(Data excerpts)
########
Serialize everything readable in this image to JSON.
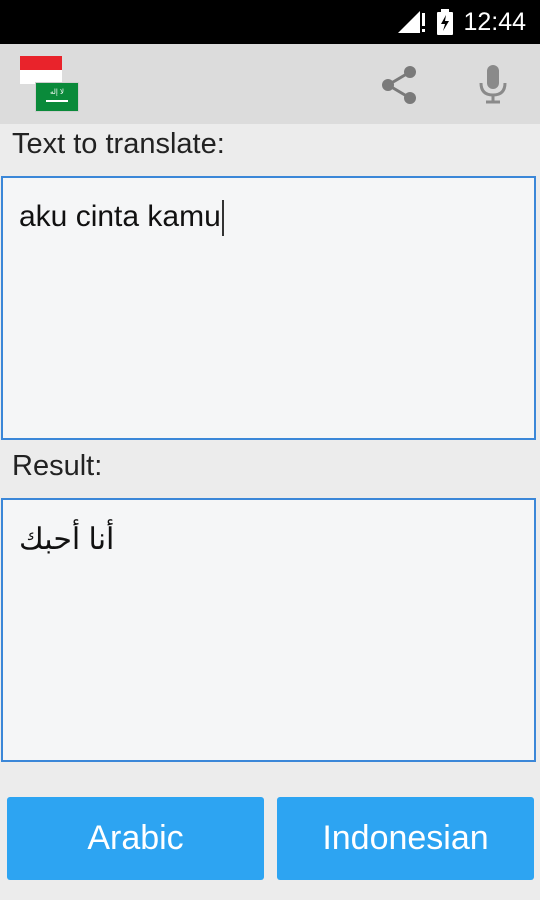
{
  "status_bar": {
    "time": "12:44"
  },
  "action_bar": {
    "flag_source": "Indonesia flag",
    "flag_target": "Saudi Arabia flag",
    "share_icon": "share-icon",
    "mic_icon": "microphone-icon"
  },
  "input_section": {
    "label": "Text to translate:",
    "value": "aku cinta kamu"
  },
  "result_section": {
    "label": "Result:",
    "value": "أنا أحبك"
  },
  "buttons": {
    "arabic": "Arabic",
    "indonesian": "Indonesian"
  },
  "colors": {
    "accent_blue": "#2da4f2",
    "border_blue": "#3b87d8",
    "flag_red": "#e9232b",
    "flag_green": "#0a8a3a"
  }
}
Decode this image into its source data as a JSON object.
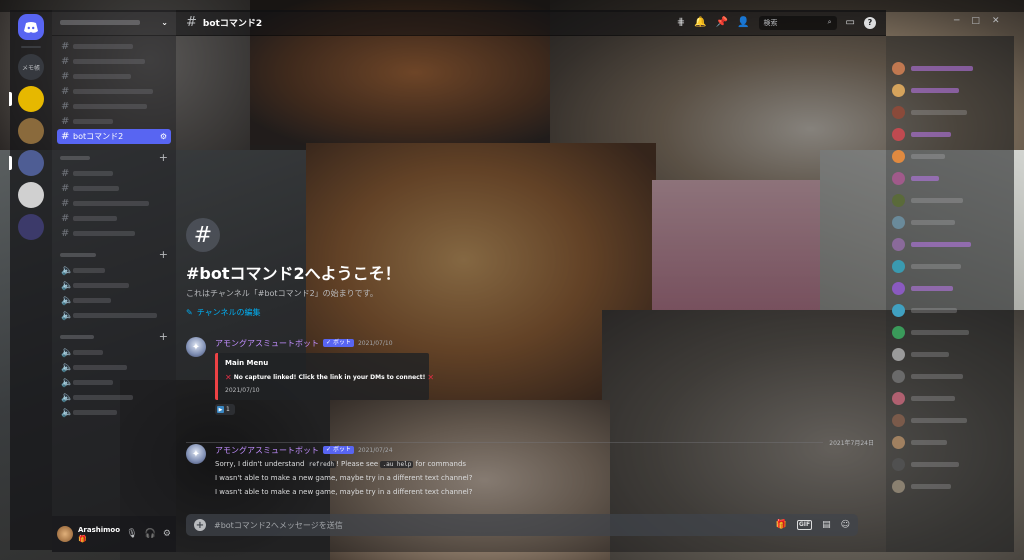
{
  "channel": {
    "name": "botコマンド2",
    "title": "botコマンド2"
  },
  "topbar": {
    "search_placeholder": "検索"
  },
  "welcome": {
    "title": "#botコマンド2へようこそ！",
    "subtitle": "これはチャンネル「#botコマンド2」の始まりです。",
    "edit_label": "チャンネルの編集"
  },
  "messages": [
    {
      "author": "アモングアスミュートボット",
      "bot_tag": "ボット",
      "timestamp": "2021/07/10",
      "embed": {
        "title": "Main Menu",
        "description": "No capture linked! Click the link in your DMs to connect!",
        "footer": "2021/07/10"
      },
      "reaction_count": "1"
    },
    {
      "author": "アモングアスミュートボット",
      "bot_tag": "ボット",
      "timestamp": "2021/07/24",
      "lines": [
        {
          "before": "Sorry, I didn't understand ",
          "code1": "refredh",
          "mid": "! Please see ",
          "code2": ".au help",
          "after": " for commands"
        },
        {
          "text": "I wasn't able to make a new game, maybe try in a different text channel?"
        },
        {
          "text": "I wasn't able to make a new game, maybe try in a different text channel?"
        }
      ]
    }
  ],
  "date_divider": "2021年7月24日",
  "composer": {
    "placeholder": "#botコマンド2へメッセージを送信",
    "gif_label": "GIF"
  },
  "sidebar": {
    "active_channel": "botコマンド2",
    "server_text": "メモ帳"
  },
  "user": {
    "name": "Arashimoo",
    "tag": "🎁"
  },
  "icons": {
    "accent": "#5865f2",
    "mention_color": "#c18eff",
    "link_color": "#00b0f4",
    "error_color": "#ed4245"
  }
}
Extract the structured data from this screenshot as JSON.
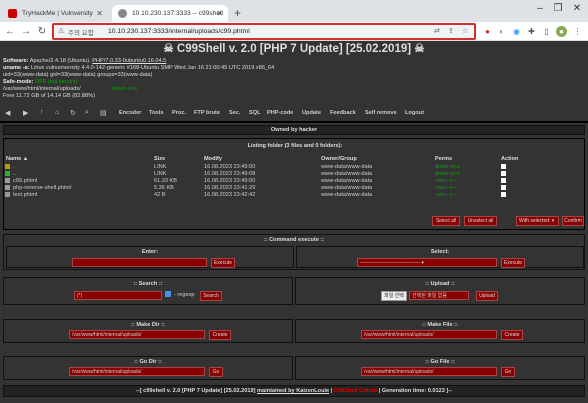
{
  "browser": {
    "tabs": [
      {
        "title": "TryHackMe | Vulnversity"
      },
      {
        "title": "10.10.230.137:3333 -- c99shell"
      }
    ],
    "omnibox": {
      "security_label": "주의 요함",
      "url": "10.10.230.137:3333/internal/uploads/c99.phtml"
    },
    "colors": {
      "omnibox_highlight": "#d32f2f"
    }
  },
  "shell": {
    "title": "C99Shell v. 2.0 [PHP 7 Update] [25.02.2019]",
    "info": {
      "software_label": "Software:",
      "software": "Apache/2.4.18 (Ubuntu).",
      "php": "PHP/7.0.33-0ubuntu0.16.04.5",
      "uname_label": "uname -a:",
      "uname": "Linux vulnuniversity 4.4.0-142-generic #168-Ubuntu SMP Wed Jan 16 21:00:45 UTC 2019 x86_64",
      "uid": "uid=33(www-data) gid=33(www-data) groups=33(www-data)",
      "safe_mode_label": "Safe-mode:",
      "safe_mode_value": "OFF (not secure)",
      "path": "/var/www/html/internal/uploads/",
      "path_status": "drwxr-xr-x",
      "free": "Free 11.72 GB of 14.14 GB (82.88%)"
    },
    "toolbar": {
      "icons": [
        "back-icon",
        "forward-icon",
        "up-icon",
        "home-icon",
        "refresh-icon",
        "search-icon",
        "buffer-icon"
      ],
      "links": [
        "Encoder",
        "Tools",
        "Proc.",
        "FTP brute",
        "Sec.",
        "SQL",
        "PHP-code",
        "Update",
        "Feedback",
        "Self remove",
        "Logout"
      ]
    },
    "owned_by": "Owned by hacker",
    "listing": {
      "title": "Listing folder (3 files and 0 folders):",
      "headers": {
        "name": "Name ▲",
        "size": "Size",
        "modify": "Modify",
        "owner": "Owner/Group",
        "perms": "Perms",
        "action": "Action"
      },
      "rows": [
        {
          "name": ".",
          "size": "LINK",
          "modify": "16.08.2023 23:49:00",
          "owner": "www-data/www-data",
          "perms": "drwxr-xr-x"
        },
        {
          "name": "..",
          "size": "LINK",
          "modify": "16.08.2023 23:49:08",
          "owner": "www-data/www-data",
          "perms": "drwxr-xr-x"
        },
        {
          "name": "c99.phtml",
          "size": "61.33 KB",
          "modify": "16.08.2023 23:49:00",
          "owner": "www-data/www-data",
          "perms": "-rw-r--r--"
        },
        {
          "name": "php-reverse-shell.phtml",
          "size": "5.36 KB",
          "modify": "16.08.2023 23:41:29",
          "owner": "www-data/www-data",
          "perms": "-rw-r--r--"
        },
        {
          "name": "test.phtml",
          "size": "42 B",
          "modify": "16.08.2023 23:42:42",
          "owner": "www-data/www-data",
          "perms": "-rw-r--r--"
        }
      ],
      "select_all": "Select all",
      "unselect_all": "Unselect all",
      "with_selected": "With selected:",
      "confirm": "Confirm"
    },
    "command": {
      "title": ":: Command execute ::",
      "enter_label": "Enter:",
      "select_label": "Select:",
      "select_value": "------------------------------------",
      "execute": "Execute"
    },
    "search": {
      "title": ":: Search ::",
      "value": "(*)",
      "regexp_label": "- regexp",
      "button": "Search"
    },
    "upload": {
      "title": ":: Upload ::",
      "choose": "파일 선택",
      "no_file": "선택된 파일 없음",
      "button": "Upload"
    },
    "make_dir": {
      "title": ":: Make Dir ::",
      "value": "/var/www/html/internal/uploads/",
      "button": "Create"
    },
    "make_file": {
      "title": ":: Make File ::",
      "value": "/var/www/html/internal/uploads/",
      "button": "Create"
    },
    "go_dir": {
      "title": ":: Go Dir ::",
      "value": "/var/www/html/internal/uploads/",
      "button": "Go"
    },
    "go_file": {
      "title": ":: Go File ::",
      "value": "/var/www/html/internal/uploads/",
      "button": "Go"
    },
    "footer": {
      "prefix": "--[ c99shell v. 2.0 [PHP 7 Update] [25.02.2019]",
      "maintained": "maintained by KaizenLouie",
      "mid": " | ",
      "link": "C99Shell Github",
      "suffix": " | Generation time: 0.0123 ]--"
    }
  }
}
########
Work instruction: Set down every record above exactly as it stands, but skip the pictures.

Solution to this exercise:
Serialize everything readable in this image to JSON.
{
  "status_bar": {
    "time": "12:44"
  },
  "action_bar": {
    "flag_source": "Indonesia flag",
    "flag_target": "Saudi Arabia flag",
    "share_icon": "share-icon",
    "mic_icon": "microphone-icon"
  },
  "input_section": {
    "label": "Text to translate:",
    "value": "aku cinta kamu"
  },
  "result_section": {
    "label": "Result:",
    "value": "أنا أحبك"
  },
  "buttons": {
    "arabic": "Arabic",
    "indonesian": "Indonesian"
  },
  "colors": {
    "accent_blue": "#2da4f2",
    "border_blue": "#3b87d8",
    "flag_red": "#e9232b",
    "flag_green": "#0a8a3a"
  }
}
Decode this image into its source data as a JSON object.
{
  "channel": {
    "name": "botコマンド2",
    "title": "botコマンド2"
  },
  "topbar": {
    "search_placeholder": "検索"
  },
  "welcome": {
    "title": "#botコマンド2へようこそ！",
    "subtitle": "これはチャンネル「#botコマンド2」の始まりです。",
    "edit_label": "チャンネルの編集"
  },
  "messages": [
    {
      "author": "アモングアスミュートボット",
      "bot_tag": "ボット",
      "timestamp": "2021/07/10",
      "embed": {
        "title": "Main Menu",
        "description": "No capture linked! Click the link in your DMs to connect!",
        "footer": "2021/07/10"
      },
      "reaction_count": "1"
    },
    {
      "author": "アモングアスミュートボット",
      "bot_tag": "ボット",
      "timestamp": "2021/07/24",
      "lines": [
        {
          "before": "Sorry, I didn't understand ",
          "code1": "refredh",
          "mid": "! Please see ",
          "code2": ".au help",
          "after": " for commands"
        },
        {
          "text": "I wasn't able to make a new game, maybe try in a different text channel?"
        },
        {
          "text": "I wasn't able to make a new game, maybe try in a different text channel?"
        }
      ]
    }
  ],
  "date_divider": "2021年7月24日",
  "composer": {
    "placeholder": "#botコマンド2へメッセージを送信",
    "gif_label": "GIF"
  },
  "sidebar": {
    "active_channel": "botコマンド2",
    "server_text": "メモ帳"
  },
  "user": {
    "name": "Arashimoo",
    "tag": "🎁"
  },
  "icons": {
    "accent": "#5865f2",
    "mention_color": "#c18eff",
    "link_color": "#00b0f4",
    "error_color": "#ed4245"
  }
}
Extract the structured data from this screenshot as JSON.
{
  "browser": {
    "tabs": [
      {
        "title": "TryHackMe | Vulnversity"
      },
      {
        "title": "10.10.230.137:3333 -- c99shell"
      }
    ],
    "omnibox": {
      "security_label": "주의 요함",
      "url": "10.10.230.137:3333/internal/uploads/c99.phtml"
    },
    "colors": {
      "omnibox_highlight": "#d32f2f"
    }
  },
  "shell": {
    "title": "C99Shell v. 2.0 [PHP 7 Update] [25.02.2019]",
    "info": {
      "software_label": "Software:",
      "software": "Apache/2.4.18 (Ubuntu).",
      "php": "PHP/7.0.33-0ubuntu0.16.04.5",
      "uname_label": "uname -a:",
      "uname": "Linux vulnuniversity 4.4.0-142-generic #168-Ubuntu SMP Wed Jan 16 21:00:45 UTC 2019 x86_64",
      "uid": "uid=33(www-data) gid=33(www-data) groups=33(www-data)",
      "safe_mode_label": "Safe-mode:",
      "safe_mode_value": "OFF (not secure)",
      "path": "/var/www/html/internal/uploads/",
      "path_status": "drwxr-xr-x",
      "free": "Free 11.72 GB of 14.14 GB (82.88%)"
    },
    "toolbar": {
      "icons": [
        "back-icon",
        "forward-icon",
        "up-icon",
        "home-icon",
        "refresh-icon",
        "search-icon",
        "buffer-icon"
      ],
      "links": [
        "Encoder",
        "Tools",
        "Proc.",
        "FTP brute",
        "Sec.",
        "SQL",
        "PHP-code",
        "Update",
        "Feedback",
        "Self remove",
        "Logout"
      ]
    },
    "owned_by": "Owned by hacker",
    "listing": {
      "title": "Listing folder (3 files and 0 folders):",
      "headers": {
        "name": "Name ▲",
        "size": "Size",
        "modify": "Modify",
        "owner": "Owner/Group",
        "perms": "Perms",
        "action": "Action"
      },
      "rows": [
        {
          "name": ".",
          "size": "LINK",
          "modify": "16.08.2023 23:49:00",
          "owner": "www-data/www-data",
          "perms": "drwxr-xr-x"
        },
        {
          "name": "..",
          "size": "LINK",
          "modify": "16.08.2023 23:49:08",
          "owner": "www-data/www-data",
          "perms": "drwxr-xr-x"
        },
        {
          "name": "c99.phtml",
          "size": "61.33 KB",
          "modify": "16.08.2023 23:49:00",
          "owner": "www-data/www-data",
          "perms": "-rw-r--r--"
        },
        {
          "name": "php-reverse-shell.phtml",
          "size": "5.36 KB",
          "modify": "16.08.2023 23:41:29",
          "owner": "www-data/www-data",
          "perms": "-rw-r--r--"
        },
        {
          "name": "test.phtml",
          "size": "42 B",
          "modify": "16.08.2023 23:42:42",
          "owner": "www-data/www-data",
          "perms": "-rw-r--r--"
        }
      ],
      "select_all": "Select all",
      "unselect_all": "Unselect all",
      "with_selected": "With selected:",
      "confirm": "Confirm"
    },
    "command": {
      "title": ":: Command execute ::",
      "enter_label": "Enter:",
      "select_label": "Select:",
      "select_value": "------------------------------------",
      "execute": "Execute"
    },
    "search": {
      "title": ":: Search ::",
      "value": "(*)",
      "regexp_label": "- regexp",
      "button": "Search"
    },
    "upload": {
      "title": ":: Upload ::",
      "choose": "파일 선택",
      "no_file": "선택된 파일 없음",
      "button": "Upload"
    },
    "make_dir": {
      "title": ":: Make Dir ::",
      "value": "/var/www/html/internal/uploads/",
      "button": "Create"
    },
    "make_file": {
      "title": ":: Make File ::",
      "value": "/var/www/html/internal/uploads/",
      "button": "Create"
    },
    "go_dir": {
      "title": ":: Go Dir ::",
      "value": "/var/www/html/internal/uploads/",
      "button": "Go"
    },
    "go_file": {
      "title": ":: Go File ::",
      "value": "/var/www/html/internal/uploads/",
      "button": "Go"
    },
    "footer": {
      "prefix": "--[ c99shell v. 2.0 [PHP 7 Update] [25.02.2019]",
      "maintained": "maintained by KaizenLouie",
      "mid": " | ",
      "link": "C99Shell Github",
      "suffix": " | Generation time: 0.0123 ]--"
    }
  }
}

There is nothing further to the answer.